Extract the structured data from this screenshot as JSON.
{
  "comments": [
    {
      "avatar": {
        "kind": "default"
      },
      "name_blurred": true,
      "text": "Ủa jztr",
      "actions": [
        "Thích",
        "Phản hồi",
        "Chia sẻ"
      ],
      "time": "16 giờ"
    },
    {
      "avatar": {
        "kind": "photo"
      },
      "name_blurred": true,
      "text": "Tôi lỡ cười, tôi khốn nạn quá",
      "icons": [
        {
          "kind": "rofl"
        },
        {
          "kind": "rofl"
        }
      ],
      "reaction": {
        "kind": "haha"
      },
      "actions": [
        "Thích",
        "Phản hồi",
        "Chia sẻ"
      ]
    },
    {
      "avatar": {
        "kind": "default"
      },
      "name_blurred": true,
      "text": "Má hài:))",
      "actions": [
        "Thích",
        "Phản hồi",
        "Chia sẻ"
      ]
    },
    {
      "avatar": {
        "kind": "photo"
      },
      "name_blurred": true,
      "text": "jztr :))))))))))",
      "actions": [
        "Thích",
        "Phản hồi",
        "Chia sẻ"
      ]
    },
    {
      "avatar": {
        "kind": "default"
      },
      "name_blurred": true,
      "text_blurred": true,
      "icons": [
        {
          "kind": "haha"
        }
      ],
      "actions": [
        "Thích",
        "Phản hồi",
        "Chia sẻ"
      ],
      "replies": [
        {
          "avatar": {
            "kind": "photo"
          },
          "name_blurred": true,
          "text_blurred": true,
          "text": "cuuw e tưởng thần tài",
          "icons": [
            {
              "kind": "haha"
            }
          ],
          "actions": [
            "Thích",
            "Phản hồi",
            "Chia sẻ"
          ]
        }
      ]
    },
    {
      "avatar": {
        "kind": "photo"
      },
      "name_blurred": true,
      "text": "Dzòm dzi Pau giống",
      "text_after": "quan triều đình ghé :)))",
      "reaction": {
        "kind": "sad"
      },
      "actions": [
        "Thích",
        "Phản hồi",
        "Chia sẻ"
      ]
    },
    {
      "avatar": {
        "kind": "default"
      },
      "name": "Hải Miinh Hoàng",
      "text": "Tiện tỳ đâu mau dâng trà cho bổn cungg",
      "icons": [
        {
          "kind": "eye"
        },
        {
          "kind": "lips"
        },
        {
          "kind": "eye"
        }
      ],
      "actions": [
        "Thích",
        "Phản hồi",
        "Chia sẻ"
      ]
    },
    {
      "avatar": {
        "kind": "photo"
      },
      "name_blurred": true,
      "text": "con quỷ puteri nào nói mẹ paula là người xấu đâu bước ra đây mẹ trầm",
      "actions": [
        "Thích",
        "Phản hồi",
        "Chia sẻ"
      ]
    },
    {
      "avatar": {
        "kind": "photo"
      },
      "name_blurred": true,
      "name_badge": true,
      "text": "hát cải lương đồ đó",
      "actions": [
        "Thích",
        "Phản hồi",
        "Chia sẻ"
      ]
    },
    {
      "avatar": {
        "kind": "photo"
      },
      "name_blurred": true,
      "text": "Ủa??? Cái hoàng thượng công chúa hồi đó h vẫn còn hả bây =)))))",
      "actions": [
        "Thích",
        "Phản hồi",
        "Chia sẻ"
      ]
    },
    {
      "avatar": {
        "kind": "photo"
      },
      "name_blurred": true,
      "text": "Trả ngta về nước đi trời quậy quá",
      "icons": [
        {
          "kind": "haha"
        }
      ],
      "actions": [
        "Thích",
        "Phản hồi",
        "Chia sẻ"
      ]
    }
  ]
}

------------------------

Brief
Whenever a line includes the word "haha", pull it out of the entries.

Answer to this exercise
        "kind": "haha"
          "kind": "haha"
              "kind": "haha"
          "kind": "haha"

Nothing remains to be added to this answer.